The insurmountable challenge that Windows Phone 8 and BB10 Face
“If you build it [they] will come”. That call, similar to the call heard in the classic movie “Field of Dreams” seems to be the call driving the creation of Windows Phone 8, and BB10, but unfortunately for the builders, they face the challenge of having to lure two different groups, and that is what will make gaining market share such a challenge.
Building a platform requires more than just a solid foundation. It requires apps for the restless user, and content to appease them further. The several year head start that both iOS and Android have been given has made it nearly impossible to match their selection of apps, collectively millions strong. I’ve seen multiple users turn away from Windows Phone 8 simply because the app selection doesn’t come close to that of either of its’ competitors. BB10, not coming until late next year, will face an even greater challenge.
In the quest to lure users, the different companies building these platforms have been working to lure another crowd: Developers. Without developers, no platform has a chance of competing with the massive app selection of the big two. Blackberry gave developers APIs, and Beta Phones, and SDKs nearly a year in advance in hopes of building a large enough selection by launch day in June to lure some customers. Windows has been using its’ past network of computer developers to search for phone developers.
The numbers show they’re struggling though. Developers know that because of the size of the platform, they can’t make nearly as much money as on iOS or Android, so very few developers are trying. If Microsoft and Blackberry don’t want to crash and burn, they need to take immediate action. Here’s the action plan I’d recommend to lure developers.
Step 1: Make all developer tools free. Nothing lures people like free stuff. Give away free test phones, and democratize the process. Make submitting to your app store free and easy, and you’ll see more developers port their apps.
Step 2: Increase Developer Revenue share. More money= More developers. iOS offers 70% revenue to developers, so offer 80%. Offer a bonus for accepted apps. For any app accepted into the store within the next year, offer a $300 bonus. It seems costly now, but having a larger selection of apps will pay off greatly in the long run.

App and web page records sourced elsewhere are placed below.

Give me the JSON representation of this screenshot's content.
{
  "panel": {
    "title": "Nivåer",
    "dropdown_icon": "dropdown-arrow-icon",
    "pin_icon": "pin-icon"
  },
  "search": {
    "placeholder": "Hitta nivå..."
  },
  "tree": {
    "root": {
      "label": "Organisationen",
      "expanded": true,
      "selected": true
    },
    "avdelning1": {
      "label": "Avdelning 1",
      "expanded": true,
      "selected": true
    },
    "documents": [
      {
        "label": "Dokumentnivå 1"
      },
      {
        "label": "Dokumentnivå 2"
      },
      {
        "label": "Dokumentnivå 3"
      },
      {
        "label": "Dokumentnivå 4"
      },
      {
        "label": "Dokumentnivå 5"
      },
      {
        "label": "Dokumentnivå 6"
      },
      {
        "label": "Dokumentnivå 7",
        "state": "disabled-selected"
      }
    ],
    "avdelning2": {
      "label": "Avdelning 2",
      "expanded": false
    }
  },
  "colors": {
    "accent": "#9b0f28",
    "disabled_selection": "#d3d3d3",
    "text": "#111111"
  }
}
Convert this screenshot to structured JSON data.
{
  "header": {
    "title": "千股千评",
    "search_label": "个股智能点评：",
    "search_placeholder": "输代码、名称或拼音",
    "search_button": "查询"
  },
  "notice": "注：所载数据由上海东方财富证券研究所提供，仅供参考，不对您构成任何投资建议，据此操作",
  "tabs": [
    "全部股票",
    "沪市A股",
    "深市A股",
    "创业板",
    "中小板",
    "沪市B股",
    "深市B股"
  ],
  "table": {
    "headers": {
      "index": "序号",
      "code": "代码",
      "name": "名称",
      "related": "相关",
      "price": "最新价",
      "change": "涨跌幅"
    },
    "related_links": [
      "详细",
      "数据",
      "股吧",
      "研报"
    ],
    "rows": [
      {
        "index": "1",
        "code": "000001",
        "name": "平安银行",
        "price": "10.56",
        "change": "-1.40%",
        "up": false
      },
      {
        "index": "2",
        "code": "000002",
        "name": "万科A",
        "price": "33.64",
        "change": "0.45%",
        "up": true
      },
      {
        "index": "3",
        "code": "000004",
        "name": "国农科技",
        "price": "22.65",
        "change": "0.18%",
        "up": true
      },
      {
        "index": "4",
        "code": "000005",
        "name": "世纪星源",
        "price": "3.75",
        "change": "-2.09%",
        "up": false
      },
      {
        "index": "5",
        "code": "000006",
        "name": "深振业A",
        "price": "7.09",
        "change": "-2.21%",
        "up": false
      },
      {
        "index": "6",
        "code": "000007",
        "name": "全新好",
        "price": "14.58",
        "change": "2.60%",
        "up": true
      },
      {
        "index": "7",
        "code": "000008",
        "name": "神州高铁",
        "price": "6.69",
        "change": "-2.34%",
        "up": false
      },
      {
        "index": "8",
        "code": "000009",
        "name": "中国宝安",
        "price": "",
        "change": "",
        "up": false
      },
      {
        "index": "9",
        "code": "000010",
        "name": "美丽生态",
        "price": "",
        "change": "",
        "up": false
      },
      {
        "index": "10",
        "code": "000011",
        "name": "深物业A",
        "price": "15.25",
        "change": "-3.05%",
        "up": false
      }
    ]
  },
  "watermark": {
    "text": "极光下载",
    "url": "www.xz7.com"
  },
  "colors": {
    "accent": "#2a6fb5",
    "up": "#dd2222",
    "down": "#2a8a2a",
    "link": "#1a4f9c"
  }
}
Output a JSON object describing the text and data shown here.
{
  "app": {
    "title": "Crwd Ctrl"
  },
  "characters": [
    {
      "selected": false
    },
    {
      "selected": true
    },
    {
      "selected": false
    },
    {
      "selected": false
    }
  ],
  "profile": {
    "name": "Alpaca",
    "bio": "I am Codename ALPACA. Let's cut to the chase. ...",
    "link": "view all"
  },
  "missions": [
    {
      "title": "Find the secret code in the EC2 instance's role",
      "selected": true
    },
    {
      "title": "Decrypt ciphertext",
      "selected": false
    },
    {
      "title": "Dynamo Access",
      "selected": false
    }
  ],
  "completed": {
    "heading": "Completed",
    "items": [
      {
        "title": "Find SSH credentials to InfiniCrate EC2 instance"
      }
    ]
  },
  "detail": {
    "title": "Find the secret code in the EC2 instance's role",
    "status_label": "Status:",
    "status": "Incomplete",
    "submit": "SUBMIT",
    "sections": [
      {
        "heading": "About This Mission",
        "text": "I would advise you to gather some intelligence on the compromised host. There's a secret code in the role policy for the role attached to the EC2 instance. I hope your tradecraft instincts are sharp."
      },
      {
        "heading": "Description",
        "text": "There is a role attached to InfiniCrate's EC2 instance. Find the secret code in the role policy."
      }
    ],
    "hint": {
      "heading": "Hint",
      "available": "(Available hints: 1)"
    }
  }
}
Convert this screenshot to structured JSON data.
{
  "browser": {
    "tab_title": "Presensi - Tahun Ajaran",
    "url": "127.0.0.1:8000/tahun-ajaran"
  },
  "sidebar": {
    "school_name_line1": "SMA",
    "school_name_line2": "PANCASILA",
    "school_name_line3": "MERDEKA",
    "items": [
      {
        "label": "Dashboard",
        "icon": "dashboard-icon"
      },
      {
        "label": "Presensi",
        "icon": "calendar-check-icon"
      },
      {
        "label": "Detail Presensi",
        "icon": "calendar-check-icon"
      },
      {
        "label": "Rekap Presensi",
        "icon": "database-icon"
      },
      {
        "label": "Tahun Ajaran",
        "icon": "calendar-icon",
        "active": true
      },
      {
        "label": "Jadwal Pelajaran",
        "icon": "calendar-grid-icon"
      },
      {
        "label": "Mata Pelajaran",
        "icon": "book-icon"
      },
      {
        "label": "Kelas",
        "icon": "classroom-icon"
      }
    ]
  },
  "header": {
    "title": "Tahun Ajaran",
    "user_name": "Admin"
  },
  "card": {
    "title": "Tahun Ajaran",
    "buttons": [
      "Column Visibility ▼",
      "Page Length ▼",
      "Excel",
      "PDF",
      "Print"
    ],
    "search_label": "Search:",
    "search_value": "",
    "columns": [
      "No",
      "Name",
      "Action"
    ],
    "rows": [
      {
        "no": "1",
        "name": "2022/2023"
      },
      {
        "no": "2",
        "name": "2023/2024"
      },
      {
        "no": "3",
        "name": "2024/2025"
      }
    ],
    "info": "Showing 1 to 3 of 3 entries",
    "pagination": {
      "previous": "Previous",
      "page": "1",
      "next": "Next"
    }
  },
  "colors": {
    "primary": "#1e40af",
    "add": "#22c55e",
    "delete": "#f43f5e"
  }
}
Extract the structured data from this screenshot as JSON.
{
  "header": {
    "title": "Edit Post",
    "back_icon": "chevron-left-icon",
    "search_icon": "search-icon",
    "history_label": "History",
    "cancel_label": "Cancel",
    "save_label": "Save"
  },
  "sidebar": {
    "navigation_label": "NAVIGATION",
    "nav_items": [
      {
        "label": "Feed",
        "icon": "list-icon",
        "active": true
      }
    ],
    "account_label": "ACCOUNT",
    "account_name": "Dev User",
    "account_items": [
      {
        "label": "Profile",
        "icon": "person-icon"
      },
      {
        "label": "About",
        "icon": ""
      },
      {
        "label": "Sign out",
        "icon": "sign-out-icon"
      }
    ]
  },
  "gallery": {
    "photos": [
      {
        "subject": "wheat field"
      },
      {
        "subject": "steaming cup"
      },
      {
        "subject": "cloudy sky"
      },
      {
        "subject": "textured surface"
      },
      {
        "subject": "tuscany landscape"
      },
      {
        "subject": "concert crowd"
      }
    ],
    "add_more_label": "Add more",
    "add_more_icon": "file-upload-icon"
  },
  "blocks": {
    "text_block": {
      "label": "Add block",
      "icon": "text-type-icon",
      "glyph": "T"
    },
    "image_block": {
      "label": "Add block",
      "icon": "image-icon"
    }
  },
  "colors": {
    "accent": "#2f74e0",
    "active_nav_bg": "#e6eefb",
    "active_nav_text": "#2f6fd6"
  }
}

These steps are radical. It means losing a lot of initial app revenue. You’ve got to spend money to make money though, and this is the only way I think they can possibly grow their app store large enough. If you’re a developer, What do you think?